Collected data:
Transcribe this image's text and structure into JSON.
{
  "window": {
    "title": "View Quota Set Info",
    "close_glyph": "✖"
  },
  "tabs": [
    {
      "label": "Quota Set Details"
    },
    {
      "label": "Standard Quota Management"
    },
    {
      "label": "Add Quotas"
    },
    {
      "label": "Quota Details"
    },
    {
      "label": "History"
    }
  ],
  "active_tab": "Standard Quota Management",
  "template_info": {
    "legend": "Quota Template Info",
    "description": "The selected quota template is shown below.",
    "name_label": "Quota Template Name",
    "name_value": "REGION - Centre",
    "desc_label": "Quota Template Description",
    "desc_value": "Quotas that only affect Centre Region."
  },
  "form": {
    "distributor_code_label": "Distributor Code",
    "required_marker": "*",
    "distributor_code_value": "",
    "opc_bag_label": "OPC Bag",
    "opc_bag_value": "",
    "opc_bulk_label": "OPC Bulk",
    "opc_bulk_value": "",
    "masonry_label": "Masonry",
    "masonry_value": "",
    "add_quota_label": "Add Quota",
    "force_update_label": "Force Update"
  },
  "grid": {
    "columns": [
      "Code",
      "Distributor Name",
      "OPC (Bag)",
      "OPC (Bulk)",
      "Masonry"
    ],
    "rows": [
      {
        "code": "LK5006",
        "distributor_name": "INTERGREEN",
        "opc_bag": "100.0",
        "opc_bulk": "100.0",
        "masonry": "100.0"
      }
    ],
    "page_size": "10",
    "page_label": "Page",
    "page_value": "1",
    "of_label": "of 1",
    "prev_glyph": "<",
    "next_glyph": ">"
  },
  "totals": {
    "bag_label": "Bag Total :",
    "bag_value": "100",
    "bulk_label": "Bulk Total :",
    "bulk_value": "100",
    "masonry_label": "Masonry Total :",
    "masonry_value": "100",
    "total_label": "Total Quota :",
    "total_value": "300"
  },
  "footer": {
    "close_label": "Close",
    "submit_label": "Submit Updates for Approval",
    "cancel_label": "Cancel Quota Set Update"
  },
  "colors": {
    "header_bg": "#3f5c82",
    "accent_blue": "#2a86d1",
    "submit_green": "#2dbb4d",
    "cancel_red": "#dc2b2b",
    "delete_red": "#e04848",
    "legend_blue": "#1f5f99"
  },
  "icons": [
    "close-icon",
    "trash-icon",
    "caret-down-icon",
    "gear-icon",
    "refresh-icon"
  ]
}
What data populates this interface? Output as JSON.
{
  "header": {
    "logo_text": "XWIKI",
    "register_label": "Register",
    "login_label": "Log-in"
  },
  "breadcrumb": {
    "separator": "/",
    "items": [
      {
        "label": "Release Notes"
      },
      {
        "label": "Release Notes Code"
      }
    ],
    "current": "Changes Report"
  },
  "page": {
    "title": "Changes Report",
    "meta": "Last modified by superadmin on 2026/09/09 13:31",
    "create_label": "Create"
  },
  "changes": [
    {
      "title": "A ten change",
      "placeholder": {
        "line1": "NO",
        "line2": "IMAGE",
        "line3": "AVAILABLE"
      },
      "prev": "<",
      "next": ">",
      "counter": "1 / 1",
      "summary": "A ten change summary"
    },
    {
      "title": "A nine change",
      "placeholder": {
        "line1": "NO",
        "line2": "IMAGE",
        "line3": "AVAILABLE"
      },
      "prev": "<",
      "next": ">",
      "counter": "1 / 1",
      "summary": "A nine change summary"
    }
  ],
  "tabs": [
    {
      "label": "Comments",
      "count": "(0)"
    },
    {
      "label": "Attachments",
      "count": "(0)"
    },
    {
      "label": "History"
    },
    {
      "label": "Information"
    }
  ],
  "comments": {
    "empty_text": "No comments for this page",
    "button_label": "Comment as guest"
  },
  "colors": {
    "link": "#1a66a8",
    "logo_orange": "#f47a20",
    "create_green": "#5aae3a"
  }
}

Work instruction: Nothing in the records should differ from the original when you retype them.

Result for this task:
Transcribe this image's text and structure into JSON.
{
  "window": {
    "title": "View Quota Set Info",
    "close_glyph": "✖"
  },
  "tabs": [
    {
      "label": "Quota Set Details"
    },
    {
      "label": "Standard Quota Management"
    },
    {
      "label": "Add Quotas"
    },
    {
      "label": "Quota Details"
    },
    {
      "label": "History"
    }
  ],
  "active_tab": "Standard Quota Management",
  "template_info": {
    "legend": "Quota Template Info",
    "description": "The selected quota template is shown below.",
    "name_label": "Quota Template Name",
    "name_value": "REGION - Centre",
    "desc_label": "Quota Template Description",
    "desc_value": "Quotas that only affect Centre Region."
  },
  "form": {
    "distributor_code_label": "Distributor Code",
    "required_marker": "*",
    "distributor_code_value": "",
    "opc_bag_label": "OPC Bag",
    "opc_bag_value": "",
    "opc_bulk_label": "OPC Bulk",
    "opc_bulk_value": "",
    "masonry_label": "Masonry",
    "masonry_value": "",
    "add_quota_label": "Add Quota",
    "force_update_label": "Force Update"
  },
  "grid": {
    "columns": [
      "Code",
      "Distributor Name",
      "OPC (Bag)",
      "OPC (Bulk)",
      "Masonry"
    ],
    "rows": [
      {
        "code": "LK5006",
        "distributor_name": "INTERGREEN",
        "opc_bag": "100.0",
        "opc_bulk": "100.0",
        "masonry": "100.0"
      }
    ],
    "page_size": "10",
    "page_label": "Page",
    "page_value": "1",
    "of_label": "of 1",
    "prev_glyph": "<",
    "next_glyph": ">"
  },
  "totals": {
    "bag_label": "Bag Total :",
    "bag_value": "100",
    "bulk_label": "Bulk Total :",
    "bulk_value": "100",
    "masonry_label": "Masonry Total :",
    "masonry_value": "100",
    "total_label": "Total Quota :",
    "total_value": "300"
  },
  "footer": {
    "close_label": "Close",
    "submit_label": "Submit Updates for Approval",
    "cancel_label": "Cancel Quota Set Update"
  },
  "colors": {
    "header_bg": "#3f5c82",
    "accent_blue": "#2a86d1",
    "submit_green": "#2dbb4d",
    "cancel_red": "#dc2b2b",
    "delete_red": "#e04848",
    "legend_blue": "#1f5f99"
  },
  "icons": [
    "close-icon",
    "trash-icon",
    "caret-down-icon",
    "gear-icon",
    "refresh-icon"
  ]
}
What data populates this interface? Output as JSON.
{
  "header": {
    "logo_text": "XWIKI",
    "register_label": "Register",
    "login_label": "Log-in"
  },
  "breadcrumb": {
    "separator": "/",
    "items": [
      {
        "label": "Release Notes"
      },
      {
        "label": "Release Notes Code"
      }
    ],
    "current": "Changes Report"
  },
  "page": {
    "title": "Changes Report",
    "meta": "Last modified by superadmin on 2026/09/09 13:31",
    "create_label": "Create"
  },
  "changes": [
    {
      "title": "A ten change",
      "placeholder": {
        "line1": "NO",
        "line2": "IMAGE",
        "line3": "AVAILABLE"
      },
      "prev": "<",
      "next": ">",
      "counter": "1 / 1",
      "summary": "A ten change summary"
    },
    {
      "title": "A nine change",
      "placeholder": {
        "line1": "NO",
        "line2": "IMAGE",
        "line3": "AVAILABLE"
      },
      "prev": "<",
      "next": ">",
      "counter": "1 / 1",
      "summary": "A nine change summary"
    }
  ],
  "tabs": [
    {
      "label": "Comments",
      "count": "(0)"
    },
    {
      "label": "Attachments",
      "count": "(0)"
    },
    {
      "label": "History"
    },
    {
      "label": "Information"
    }
  ],
  "comments": {
    "empty_text": "No comments for this page",
    "button_label": "Comment as guest"
  },
  "colors": {
    "link": "#1a66a8",
    "logo_orange": "#f47a20",
    "create_green": "#5aae3a"
  }
}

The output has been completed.